Set the listing down again, exactly as it stands below.

:: Available records

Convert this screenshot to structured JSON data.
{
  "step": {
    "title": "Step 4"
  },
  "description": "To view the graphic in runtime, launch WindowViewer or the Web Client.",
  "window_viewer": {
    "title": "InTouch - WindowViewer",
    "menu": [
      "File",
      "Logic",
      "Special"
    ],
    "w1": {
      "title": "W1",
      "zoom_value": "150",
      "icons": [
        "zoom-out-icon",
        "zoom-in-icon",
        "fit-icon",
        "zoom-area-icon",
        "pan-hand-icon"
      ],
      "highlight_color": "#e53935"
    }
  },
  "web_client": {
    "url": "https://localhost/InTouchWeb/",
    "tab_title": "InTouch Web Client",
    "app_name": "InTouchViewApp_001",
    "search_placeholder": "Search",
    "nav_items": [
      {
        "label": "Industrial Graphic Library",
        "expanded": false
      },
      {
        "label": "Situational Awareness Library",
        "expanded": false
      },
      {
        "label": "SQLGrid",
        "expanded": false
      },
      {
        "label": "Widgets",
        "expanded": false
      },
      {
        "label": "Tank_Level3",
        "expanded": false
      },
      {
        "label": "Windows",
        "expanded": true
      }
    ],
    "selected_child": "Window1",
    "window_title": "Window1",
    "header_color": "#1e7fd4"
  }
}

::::

◆ **Response to the exercise**
Convert this screenshot to structured JSON data.
{
  "step": {
    "title": "Step 4"
  },
  "description": "To view the graphic in runtime, launch WindowViewer or the Web Client.",
  "window_viewer": {
    "title": "InTouch - WindowViewer",
    "menu": [
      "File",
      "Logic",
      "Special"
    ],
    "w1": {
      "title": "W1",
      "zoom_value": "150",
      "icons": [
        "zoom-out-icon",
        "zoom-in-icon",
        "fit-icon",
        "zoom-area-icon",
        "pan-hand-icon"
      ],
      "highlight_color": "#e53935"
    }
  },
  "web_client": {
    "url": "https://localhost/InTouchWeb/",
    "tab_title": "InTouch Web Client",
    "app_name": "InTouchViewApp_001",
    "search_placeholder": "Search",
    "nav_items": [
      {
        "label": "Industrial Graphic Library",
        "expanded": false
      },
      {
        "label": "Situational Awareness Library",
        "expanded": false
      },
      {
        "label": "SQLGrid",
        "expanded": false
      },
      {
        "label": "Widgets",
        "expanded": false
      },
      {
        "label": "Tank_Level3",
        "expanded": false
      },
      {
        "label": "Windows",
        "expanded": true
      }
    ],
    "selected_child": "Window1",
    "window_title": "Window1",
    "header_color": "#1e7fd4"
  }
}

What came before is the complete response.